● Task item
From the first line to the last, copy the listing exactly and omit the pictures.
== Entries shown ==
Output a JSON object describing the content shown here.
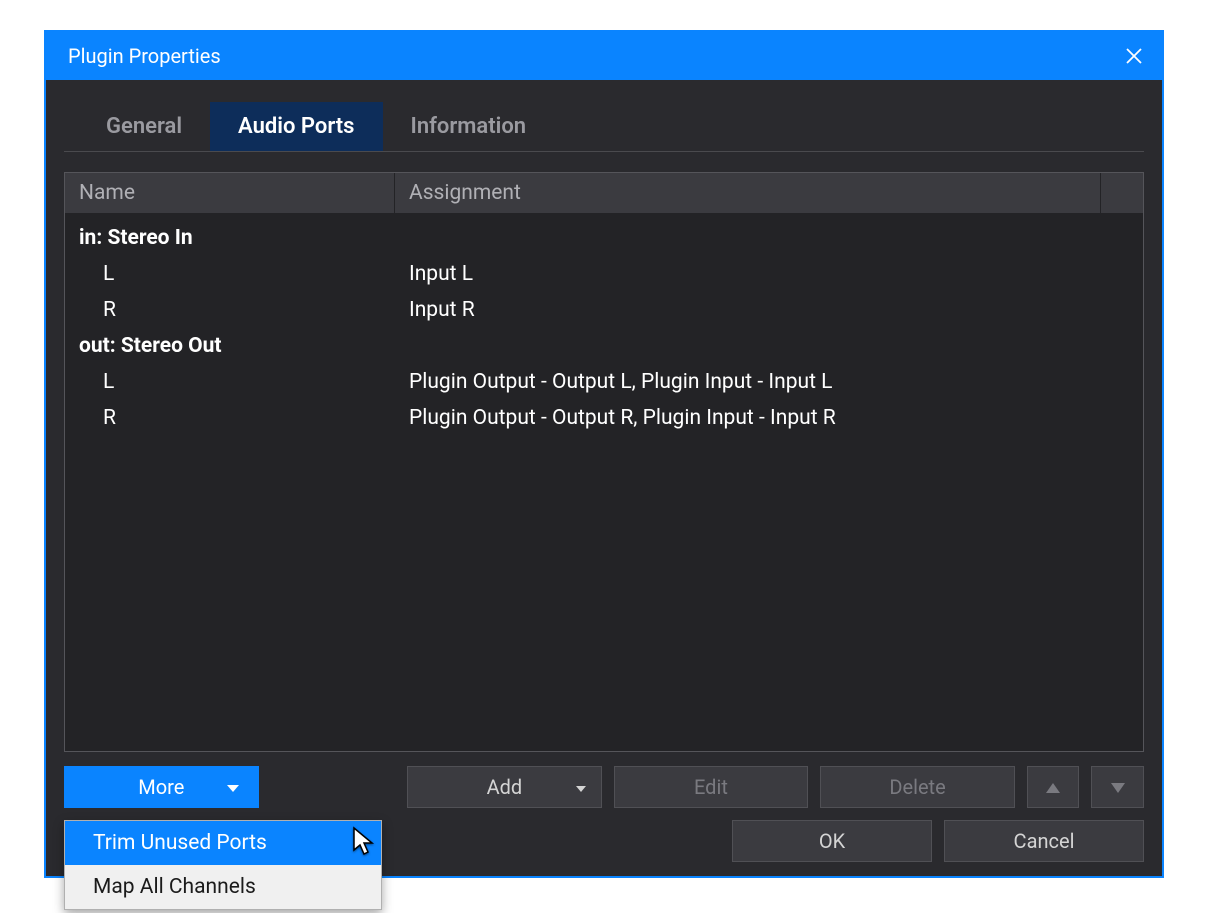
{
  "window": {
    "title": "Plugin Properties"
  },
  "tabs": [
    {
      "label": "General",
      "active": false
    },
    {
      "label": "Audio Ports",
      "active": true
    },
    {
      "label": "Information",
      "active": false
    }
  ],
  "table": {
    "headers": {
      "name": "Name",
      "assignment": "Assignment"
    },
    "rows": [
      {
        "type": "group",
        "name": "in: Stereo In",
        "assignment": ""
      },
      {
        "type": "child",
        "name": "L",
        "assignment": "Input L"
      },
      {
        "type": "child",
        "name": "R",
        "assignment": "Input R"
      },
      {
        "type": "group",
        "name": "out: Stereo Out",
        "assignment": ""
      },
      {
        "type": "child",
        "name": "L",
        "assignment": "Plugin Output - Output L, Plugin Input - Input L"
      },
      {
        "type": "child",
        "name": "R",
        "assignment": "Plugin Output - Output R, Plugin Input - Input R"
      }
    ]
  },
  "buttons": {
    "more": "More",
    "add": "Add",
    "edit": "Edit",
    "delete": "Delete",
    "ok": "OK",
    "cancel": "Cancel"
  },
  "more_menu": [
    {
      "label": "Trim Unused Ports",
      "hover": true
    },
    {
      "label": "Map All Channels",
      "hover": false
    }
  ],
  "colors": {
    "accent": "#0a84ff",
    "tab_active_bg": "#0d2d5a",
    "panel_bg": "#2a2a2e"
  }
}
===
● Answer area
Output a JSON object describing the content shown here.
{
  "window": {
    "title": "Plugin Properties"
  },
  "tabs": [
    {
      "label": "General",
      "active": false
    },
    {
      "label": "Audio Ports",
      "active": true
    },
    {
      "label": "Information",
      "active": false
    }
  ],
  "table": {
    "headers": {
      "name": "Name",
      "assignment": "Assignment"
    },
    "rows": [
      {
        "type": "group",
        "name": "in: Stereo In",
        "assignment": ""
      },
      {
        "type": "child",
        "name": "L",
        "assignment": "Input L"
      },
      {
        "type": "child",
        "name": "R",
        "assignment": "Input R"
      },
      {
        "type": "group",
        "name": "out: Stereo Out",
        "assignment": ""
      },
      {
        "type": "child",
        "name": "L",
        "assignment": "Plugin Output - Output L, Plugin Input - Input L"
      },
      {
        "type": "child",
        "name": "R",
        "assignment": "Plugin Output - Output R, Plugin Input - Input R"
      }
    ]
  },
  "buttons": {
    "more": "More",
    "add": "Add",
    "edit": "Edit",
    "delete": "Delete",
    "ok": "OK",
    "cancel": "Cancel"
  },
  "more_menu": [
    {
      "label": "Trim Unused Ports",
      "hover": true
    },
    {
      "label": "Map All Channels",
      "hover": false
    }
  ],
  "colors": {
    "accent": "#0a84ff",
    "tab_active_bg": "#0d2d5a",
    "panel_bg": "#2a2a2e"
  }
}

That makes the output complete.